Example: If LT pace is 5:30 per mile than I may have this athelte do a 5 mile wave tempo, alternating half mile segments at 5:43-5:46 pace (4-5% slower than 5:30 pace) and 5:17-5:20 pace (3-4% faster than 5:30 pace).
Aerobic Threshold Wave Tempo
This is a continuous 48 to 60 minute run broken into 3-8 minute segments with the pace alternating between 4-5% slower and 3-4% faster than Aerobic Threshold pace. This wave workout always starts with the slower segment and ends with a faster segment. This can also be done in terms of miles rather than minutes, such as a 15k or 10 mile run alternating 1k or 1 mile segments.
Example: If AT pace is 5:45 per mile than I may have this athelte do a 10 mile wave tempo, alternating one mile segments at 5:59-6:02 pace (4-5% slower than 5:45 pace) and 5:31-5:35 pace (3-4% faster than 5:45 pace).
How/Why They Work
Physically these wave tempo runs work through the concept of stressing the body just beyond the current threshold and then allowing it to “recover” just shy of the threshold. This mild overload and then minimal recovery challenges the body to become more efficient around the threshold pace. This increased efficiency translates into a threshold improvement. It is believed, for example, that a lactate threshold wave workout increases the permeability of the cell membranes and thus improves the cells ability to get rid of lactate, which in turn improves the lactate threshold. Whatever the specific physical reason, the concept of repeated slight overload and minimal recoveries seems to work very well on many critical training points, including lactate and aerobic thresholds.
Mentally the benefits of this workout are equal to or even greater than the physical benefits in my opinion. In order to be successful in executing this workout, the athlete must stay focused on the segment they are in and the pacing required. This forces the athlete to “stay in the moment” , and that ability is a key requirement to successful racing and competing. Additionally this workout prepares the athlete mentally for the challenge of making sustained shifts in paces during a hard effort, something they made need to be able to do in certain competition settings.
Using Wave Tempos

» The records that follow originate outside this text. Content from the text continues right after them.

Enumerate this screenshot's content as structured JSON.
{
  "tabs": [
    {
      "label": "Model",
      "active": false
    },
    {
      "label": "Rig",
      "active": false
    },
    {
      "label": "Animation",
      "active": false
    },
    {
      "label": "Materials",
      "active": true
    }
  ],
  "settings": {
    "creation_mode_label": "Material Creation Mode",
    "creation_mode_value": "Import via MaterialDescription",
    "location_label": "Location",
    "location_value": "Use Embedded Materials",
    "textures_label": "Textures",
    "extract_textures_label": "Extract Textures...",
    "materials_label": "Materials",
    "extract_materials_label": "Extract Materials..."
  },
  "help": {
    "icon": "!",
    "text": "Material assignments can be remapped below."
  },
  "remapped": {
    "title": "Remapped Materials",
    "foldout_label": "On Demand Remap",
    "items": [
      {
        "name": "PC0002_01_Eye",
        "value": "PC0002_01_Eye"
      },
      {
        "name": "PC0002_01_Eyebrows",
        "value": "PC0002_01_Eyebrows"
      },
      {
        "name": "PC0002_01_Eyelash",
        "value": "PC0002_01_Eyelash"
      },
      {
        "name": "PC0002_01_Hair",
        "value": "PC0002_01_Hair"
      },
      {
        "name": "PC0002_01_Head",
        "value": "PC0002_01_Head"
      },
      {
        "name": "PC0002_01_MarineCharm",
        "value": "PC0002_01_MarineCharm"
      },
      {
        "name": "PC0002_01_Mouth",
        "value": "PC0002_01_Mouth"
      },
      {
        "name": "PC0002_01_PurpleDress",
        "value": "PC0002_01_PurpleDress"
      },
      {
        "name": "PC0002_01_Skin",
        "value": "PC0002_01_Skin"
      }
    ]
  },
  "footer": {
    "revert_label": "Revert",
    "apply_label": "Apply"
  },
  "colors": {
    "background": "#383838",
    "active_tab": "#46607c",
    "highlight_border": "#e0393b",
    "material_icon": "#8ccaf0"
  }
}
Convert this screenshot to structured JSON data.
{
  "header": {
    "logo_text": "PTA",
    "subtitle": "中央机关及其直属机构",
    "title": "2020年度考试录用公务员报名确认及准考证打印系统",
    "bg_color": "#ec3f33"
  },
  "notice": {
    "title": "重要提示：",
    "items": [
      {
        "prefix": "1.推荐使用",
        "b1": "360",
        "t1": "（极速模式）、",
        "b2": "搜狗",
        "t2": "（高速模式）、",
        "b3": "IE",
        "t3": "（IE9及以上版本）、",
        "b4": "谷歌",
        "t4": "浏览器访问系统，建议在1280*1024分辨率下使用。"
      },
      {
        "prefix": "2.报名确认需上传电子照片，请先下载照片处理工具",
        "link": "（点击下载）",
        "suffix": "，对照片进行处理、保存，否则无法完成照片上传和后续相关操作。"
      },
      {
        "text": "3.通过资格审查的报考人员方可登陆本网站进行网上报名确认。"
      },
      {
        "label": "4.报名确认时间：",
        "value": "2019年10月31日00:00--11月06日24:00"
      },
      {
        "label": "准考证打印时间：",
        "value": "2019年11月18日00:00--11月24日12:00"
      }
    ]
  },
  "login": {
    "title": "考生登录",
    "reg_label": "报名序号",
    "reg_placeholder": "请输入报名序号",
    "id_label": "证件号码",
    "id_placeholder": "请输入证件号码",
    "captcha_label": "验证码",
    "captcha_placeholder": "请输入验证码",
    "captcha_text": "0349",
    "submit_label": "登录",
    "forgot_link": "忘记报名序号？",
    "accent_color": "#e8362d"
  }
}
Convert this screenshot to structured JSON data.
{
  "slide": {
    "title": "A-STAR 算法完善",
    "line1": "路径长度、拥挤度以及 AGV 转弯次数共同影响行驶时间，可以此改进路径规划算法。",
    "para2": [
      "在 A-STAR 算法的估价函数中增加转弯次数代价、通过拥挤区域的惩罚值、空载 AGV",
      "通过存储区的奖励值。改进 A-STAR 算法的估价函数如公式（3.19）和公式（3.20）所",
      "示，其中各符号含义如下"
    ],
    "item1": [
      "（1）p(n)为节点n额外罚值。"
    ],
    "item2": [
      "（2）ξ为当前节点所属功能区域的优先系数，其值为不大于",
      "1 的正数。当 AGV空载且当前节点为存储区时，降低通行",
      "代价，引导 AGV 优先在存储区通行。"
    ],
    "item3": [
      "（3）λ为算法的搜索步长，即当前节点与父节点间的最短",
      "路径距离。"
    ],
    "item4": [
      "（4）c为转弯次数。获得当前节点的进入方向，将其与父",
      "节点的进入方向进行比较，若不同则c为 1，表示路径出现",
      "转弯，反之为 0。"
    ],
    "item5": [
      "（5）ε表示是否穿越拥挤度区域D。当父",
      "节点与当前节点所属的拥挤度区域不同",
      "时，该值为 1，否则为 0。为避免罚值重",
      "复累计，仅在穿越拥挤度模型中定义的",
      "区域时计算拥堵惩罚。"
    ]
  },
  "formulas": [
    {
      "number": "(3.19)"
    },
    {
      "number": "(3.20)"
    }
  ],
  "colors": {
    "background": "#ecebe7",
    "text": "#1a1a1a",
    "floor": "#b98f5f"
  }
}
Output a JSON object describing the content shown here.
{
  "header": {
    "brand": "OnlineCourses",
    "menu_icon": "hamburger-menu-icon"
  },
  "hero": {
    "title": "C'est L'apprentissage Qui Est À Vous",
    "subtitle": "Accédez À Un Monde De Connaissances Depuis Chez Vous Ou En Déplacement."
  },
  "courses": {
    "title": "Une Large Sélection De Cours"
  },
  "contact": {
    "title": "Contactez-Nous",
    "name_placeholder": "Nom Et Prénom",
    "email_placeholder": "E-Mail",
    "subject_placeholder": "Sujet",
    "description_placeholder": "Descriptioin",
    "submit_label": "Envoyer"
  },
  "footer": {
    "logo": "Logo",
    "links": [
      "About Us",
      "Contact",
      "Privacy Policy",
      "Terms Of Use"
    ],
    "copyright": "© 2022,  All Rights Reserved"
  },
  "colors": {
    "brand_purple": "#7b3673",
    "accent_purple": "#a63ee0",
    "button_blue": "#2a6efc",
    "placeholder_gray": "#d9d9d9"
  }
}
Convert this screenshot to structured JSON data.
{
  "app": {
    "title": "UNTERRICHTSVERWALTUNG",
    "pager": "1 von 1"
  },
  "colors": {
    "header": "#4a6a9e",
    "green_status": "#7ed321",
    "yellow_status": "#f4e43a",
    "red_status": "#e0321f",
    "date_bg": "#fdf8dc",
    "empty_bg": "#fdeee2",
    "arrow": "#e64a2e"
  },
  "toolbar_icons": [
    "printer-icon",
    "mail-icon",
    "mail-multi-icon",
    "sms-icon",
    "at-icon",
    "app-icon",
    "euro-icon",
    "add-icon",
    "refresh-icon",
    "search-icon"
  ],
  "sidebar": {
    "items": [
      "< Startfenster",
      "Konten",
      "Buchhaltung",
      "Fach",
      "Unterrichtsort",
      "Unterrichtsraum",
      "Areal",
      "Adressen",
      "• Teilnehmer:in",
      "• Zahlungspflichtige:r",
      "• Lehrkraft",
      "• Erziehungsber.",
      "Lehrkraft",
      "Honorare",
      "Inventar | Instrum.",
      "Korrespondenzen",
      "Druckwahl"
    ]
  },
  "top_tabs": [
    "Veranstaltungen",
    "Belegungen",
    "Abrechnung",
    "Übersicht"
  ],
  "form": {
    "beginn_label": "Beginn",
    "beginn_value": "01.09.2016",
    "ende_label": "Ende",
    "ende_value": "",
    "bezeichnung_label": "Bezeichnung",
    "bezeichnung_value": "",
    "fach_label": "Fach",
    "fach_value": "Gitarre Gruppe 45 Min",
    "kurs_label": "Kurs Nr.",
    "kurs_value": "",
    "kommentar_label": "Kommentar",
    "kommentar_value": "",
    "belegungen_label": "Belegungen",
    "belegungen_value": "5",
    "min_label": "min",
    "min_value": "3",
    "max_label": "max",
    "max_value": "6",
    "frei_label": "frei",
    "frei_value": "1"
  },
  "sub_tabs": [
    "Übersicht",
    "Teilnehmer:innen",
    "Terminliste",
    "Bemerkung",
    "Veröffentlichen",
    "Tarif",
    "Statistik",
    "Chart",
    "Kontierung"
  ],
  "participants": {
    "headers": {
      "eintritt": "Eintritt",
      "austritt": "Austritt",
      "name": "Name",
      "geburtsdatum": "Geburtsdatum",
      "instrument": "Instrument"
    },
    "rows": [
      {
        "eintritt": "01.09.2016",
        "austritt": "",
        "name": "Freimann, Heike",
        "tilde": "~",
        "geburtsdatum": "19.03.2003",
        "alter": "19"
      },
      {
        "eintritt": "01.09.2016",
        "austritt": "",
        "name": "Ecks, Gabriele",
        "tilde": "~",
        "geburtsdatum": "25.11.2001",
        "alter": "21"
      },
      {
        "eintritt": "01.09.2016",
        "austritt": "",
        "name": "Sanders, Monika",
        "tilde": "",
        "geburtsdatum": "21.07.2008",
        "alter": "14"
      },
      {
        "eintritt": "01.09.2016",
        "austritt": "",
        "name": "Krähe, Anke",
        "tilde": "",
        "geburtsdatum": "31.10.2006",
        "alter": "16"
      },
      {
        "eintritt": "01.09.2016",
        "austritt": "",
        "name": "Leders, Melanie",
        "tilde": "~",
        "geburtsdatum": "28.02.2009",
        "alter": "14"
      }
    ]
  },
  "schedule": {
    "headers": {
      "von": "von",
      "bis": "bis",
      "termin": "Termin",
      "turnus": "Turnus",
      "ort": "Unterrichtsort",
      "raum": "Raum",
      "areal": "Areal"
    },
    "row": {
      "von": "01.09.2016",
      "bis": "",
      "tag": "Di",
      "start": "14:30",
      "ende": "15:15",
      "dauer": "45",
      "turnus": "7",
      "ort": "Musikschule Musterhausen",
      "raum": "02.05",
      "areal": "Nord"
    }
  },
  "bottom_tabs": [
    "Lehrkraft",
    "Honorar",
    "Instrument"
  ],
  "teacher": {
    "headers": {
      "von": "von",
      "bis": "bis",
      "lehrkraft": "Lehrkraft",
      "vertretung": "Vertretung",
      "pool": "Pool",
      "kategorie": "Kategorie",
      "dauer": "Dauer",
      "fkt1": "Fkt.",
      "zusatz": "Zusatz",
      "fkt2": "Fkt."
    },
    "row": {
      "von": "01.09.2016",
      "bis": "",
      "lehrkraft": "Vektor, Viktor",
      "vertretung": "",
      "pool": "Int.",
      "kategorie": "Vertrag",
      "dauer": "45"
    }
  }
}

As I mentioned earlier, wave tempos seem to be most effective when used in conjunction with other methods of improving our thresholds. It provides us a slightly different angle at which to approach working our thresholds. When working thresholds, I use wave tempos on a regular basis along with a mixture of even paced tempos at threshold pace, tempo intervals and progression tempos. The exact mixture of these workouts will be depend on the focus of the athlete, their background, their predispositions, and where they are in a training cycle.
With some athletes I utilize wave tempos every other time a certain threshold is worked, while with others I save it to spark improvement when other methods start to loose traction. I encourage you to find out what works best for you or your athletes and explore the possibilities when incorporating it into your schedules. For example, I have found aerobic threshold wave tempos to be an extraordinary workout in preparing for a marathon, in particular because of the mental toughness and ability to stay in the moment it teaches.
It is not perfectly clear the exact origins of wave tempos, but there is record of athletes using variations of it back into the 1950’s and it was popularized to a larger extent by renown coach Renato Canova in the last decade or two. What I have laid out here in this blog is my take on the workout, and how I have found it to be most successfully implemented. I playfully call it my “secret weapon” threshold workout because it is still not all that widely used, and I tend to use it more regularly than most any coach I know, as I have been enamored with the success the workout has brought.
I hope you find this helpful and have the best success when and if you implement it.
- Coach Mark Hadley